Each line below containing the word "九趣玩吧" needs to be shown.

[App and web page records]

● ● ● ●

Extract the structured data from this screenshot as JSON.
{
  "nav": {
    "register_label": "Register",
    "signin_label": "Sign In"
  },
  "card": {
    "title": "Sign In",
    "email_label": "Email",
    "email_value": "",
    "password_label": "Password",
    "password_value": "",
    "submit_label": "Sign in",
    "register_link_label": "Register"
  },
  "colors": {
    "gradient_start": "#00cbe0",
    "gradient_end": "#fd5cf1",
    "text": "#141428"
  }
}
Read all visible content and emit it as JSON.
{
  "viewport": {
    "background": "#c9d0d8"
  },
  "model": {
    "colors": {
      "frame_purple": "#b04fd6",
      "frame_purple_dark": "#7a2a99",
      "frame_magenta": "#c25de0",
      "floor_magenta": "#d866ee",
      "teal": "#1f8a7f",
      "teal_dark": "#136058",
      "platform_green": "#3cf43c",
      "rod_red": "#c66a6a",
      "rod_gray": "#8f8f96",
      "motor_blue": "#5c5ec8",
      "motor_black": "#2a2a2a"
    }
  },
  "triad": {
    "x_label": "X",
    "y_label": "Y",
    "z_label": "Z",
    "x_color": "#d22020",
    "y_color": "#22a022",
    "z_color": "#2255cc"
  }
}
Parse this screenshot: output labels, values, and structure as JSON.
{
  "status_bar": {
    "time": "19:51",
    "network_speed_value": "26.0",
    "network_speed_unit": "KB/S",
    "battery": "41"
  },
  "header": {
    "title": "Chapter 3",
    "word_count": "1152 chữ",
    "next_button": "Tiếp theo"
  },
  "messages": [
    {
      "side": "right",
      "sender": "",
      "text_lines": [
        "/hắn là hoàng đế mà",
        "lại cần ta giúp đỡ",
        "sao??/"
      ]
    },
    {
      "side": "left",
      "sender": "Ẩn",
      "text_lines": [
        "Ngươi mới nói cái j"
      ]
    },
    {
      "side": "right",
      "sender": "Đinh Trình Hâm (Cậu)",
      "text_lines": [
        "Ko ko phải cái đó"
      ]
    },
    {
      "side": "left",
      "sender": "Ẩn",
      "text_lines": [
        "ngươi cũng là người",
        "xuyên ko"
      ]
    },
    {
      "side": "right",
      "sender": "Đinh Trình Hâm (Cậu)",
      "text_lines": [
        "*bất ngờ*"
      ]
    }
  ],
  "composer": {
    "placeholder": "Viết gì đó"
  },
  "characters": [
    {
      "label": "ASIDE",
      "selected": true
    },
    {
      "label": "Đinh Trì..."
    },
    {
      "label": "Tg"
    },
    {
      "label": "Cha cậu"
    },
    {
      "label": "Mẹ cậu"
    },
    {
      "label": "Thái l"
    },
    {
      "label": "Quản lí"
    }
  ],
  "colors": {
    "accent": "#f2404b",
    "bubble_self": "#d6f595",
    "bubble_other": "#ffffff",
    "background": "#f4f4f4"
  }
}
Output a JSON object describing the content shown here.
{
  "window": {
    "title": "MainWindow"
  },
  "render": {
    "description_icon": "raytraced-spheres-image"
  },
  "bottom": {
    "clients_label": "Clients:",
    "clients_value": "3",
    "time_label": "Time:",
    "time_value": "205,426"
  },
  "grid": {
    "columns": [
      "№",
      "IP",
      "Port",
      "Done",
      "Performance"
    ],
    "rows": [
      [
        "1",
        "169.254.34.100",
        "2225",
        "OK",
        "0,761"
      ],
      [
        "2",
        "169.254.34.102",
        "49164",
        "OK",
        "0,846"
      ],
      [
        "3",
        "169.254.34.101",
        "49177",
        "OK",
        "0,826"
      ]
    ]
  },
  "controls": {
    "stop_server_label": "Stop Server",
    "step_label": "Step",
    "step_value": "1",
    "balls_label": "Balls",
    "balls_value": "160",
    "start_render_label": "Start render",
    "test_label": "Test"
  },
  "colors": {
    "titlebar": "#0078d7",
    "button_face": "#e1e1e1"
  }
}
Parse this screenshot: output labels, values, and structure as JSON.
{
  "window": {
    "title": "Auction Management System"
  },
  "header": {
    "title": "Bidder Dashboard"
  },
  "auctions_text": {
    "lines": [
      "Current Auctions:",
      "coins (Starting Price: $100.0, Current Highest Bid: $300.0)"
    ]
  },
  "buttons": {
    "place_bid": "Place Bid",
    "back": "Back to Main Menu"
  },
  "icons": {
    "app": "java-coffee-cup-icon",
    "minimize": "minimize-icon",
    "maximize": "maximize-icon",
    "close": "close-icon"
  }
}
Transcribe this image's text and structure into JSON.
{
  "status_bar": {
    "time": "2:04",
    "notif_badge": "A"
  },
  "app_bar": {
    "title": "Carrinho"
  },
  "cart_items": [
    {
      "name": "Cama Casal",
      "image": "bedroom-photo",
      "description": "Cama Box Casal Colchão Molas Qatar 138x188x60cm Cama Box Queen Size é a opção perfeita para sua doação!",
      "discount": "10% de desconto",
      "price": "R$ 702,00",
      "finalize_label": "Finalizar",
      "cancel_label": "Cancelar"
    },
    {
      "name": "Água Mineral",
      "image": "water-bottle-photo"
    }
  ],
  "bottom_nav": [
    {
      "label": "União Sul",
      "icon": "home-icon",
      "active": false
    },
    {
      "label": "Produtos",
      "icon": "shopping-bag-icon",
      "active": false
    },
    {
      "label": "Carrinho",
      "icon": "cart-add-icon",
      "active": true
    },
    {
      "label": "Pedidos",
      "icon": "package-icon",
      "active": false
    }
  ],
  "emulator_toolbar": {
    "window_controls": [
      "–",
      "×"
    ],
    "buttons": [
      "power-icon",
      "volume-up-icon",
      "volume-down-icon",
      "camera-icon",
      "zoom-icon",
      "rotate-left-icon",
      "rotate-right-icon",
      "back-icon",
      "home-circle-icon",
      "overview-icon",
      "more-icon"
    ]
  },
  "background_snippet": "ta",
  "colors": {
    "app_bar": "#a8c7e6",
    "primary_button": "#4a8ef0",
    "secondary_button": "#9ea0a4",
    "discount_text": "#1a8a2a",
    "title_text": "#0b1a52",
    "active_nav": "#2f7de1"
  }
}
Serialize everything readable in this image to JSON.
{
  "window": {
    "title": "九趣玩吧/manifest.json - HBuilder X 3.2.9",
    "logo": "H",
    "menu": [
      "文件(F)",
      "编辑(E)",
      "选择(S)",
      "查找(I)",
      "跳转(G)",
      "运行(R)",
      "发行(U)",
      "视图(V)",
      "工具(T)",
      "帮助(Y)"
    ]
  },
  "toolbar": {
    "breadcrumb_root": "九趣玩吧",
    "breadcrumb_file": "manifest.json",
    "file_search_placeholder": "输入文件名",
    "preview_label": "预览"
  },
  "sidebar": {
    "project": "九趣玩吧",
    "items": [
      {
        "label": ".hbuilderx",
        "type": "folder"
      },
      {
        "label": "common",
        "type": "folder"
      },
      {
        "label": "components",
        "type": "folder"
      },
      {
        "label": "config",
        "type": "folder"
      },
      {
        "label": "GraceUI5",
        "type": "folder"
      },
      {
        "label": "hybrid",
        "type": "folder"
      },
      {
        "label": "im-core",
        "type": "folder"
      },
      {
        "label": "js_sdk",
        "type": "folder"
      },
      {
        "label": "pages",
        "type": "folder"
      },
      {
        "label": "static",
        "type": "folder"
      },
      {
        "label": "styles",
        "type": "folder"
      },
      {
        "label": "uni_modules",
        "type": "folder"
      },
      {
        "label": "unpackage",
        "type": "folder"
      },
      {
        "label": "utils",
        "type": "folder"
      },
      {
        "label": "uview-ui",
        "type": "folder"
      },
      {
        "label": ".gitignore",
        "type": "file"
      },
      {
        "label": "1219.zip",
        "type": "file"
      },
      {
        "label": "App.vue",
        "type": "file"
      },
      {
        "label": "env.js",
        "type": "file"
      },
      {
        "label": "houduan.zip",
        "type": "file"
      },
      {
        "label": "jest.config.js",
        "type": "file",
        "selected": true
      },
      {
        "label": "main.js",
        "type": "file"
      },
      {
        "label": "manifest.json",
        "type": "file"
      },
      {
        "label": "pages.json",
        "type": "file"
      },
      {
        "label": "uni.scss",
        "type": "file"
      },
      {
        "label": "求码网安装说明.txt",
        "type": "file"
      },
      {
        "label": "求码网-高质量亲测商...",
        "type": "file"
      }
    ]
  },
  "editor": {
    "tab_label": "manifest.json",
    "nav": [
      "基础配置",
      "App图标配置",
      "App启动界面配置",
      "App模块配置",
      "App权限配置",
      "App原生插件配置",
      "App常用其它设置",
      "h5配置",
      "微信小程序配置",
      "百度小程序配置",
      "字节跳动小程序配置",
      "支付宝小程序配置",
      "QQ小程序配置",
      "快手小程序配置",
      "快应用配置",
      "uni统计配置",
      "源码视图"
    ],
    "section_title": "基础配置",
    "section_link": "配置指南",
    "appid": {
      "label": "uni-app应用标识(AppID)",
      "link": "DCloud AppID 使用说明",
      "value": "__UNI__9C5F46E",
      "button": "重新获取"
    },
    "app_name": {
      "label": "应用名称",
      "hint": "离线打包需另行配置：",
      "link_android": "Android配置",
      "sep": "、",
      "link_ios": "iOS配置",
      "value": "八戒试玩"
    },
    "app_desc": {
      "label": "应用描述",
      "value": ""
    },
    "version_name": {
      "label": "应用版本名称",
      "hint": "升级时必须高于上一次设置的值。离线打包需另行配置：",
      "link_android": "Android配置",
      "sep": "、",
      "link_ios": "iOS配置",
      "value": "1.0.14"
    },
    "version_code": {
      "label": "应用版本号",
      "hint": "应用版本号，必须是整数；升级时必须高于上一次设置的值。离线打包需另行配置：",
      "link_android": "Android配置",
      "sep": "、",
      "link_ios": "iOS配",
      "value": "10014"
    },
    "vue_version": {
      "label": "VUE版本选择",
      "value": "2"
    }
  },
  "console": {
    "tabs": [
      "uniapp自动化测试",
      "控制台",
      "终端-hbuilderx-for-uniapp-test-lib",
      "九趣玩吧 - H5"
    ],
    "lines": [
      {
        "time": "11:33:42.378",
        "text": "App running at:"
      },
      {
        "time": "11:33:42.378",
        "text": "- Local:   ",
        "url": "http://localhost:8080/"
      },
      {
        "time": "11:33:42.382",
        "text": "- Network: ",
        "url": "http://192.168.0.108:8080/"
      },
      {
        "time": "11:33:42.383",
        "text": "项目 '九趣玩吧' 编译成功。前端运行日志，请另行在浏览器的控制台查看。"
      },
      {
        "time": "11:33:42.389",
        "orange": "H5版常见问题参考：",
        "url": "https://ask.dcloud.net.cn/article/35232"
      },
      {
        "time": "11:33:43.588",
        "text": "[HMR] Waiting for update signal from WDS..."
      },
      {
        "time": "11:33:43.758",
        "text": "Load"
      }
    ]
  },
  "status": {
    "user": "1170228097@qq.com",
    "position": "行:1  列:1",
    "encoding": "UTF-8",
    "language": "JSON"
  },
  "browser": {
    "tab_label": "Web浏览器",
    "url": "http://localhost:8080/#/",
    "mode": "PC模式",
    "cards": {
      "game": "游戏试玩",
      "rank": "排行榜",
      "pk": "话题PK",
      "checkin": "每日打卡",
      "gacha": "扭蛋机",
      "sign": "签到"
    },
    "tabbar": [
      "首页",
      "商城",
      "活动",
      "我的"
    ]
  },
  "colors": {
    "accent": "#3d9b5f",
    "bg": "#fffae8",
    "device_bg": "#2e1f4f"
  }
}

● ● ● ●

§ Answer box:
    "title": "九趣玩吧/manifest.json - HBuilder X 3.2.9",
    "breadcrumb_root": "九趣玩吧",
    "project": "九趣玩吧",
      "九趣玩吧 - H5"
        "text": "项目 '九趣玩吧' 编译成功。前端运行日志，请另行在浏览器的控制台查看。"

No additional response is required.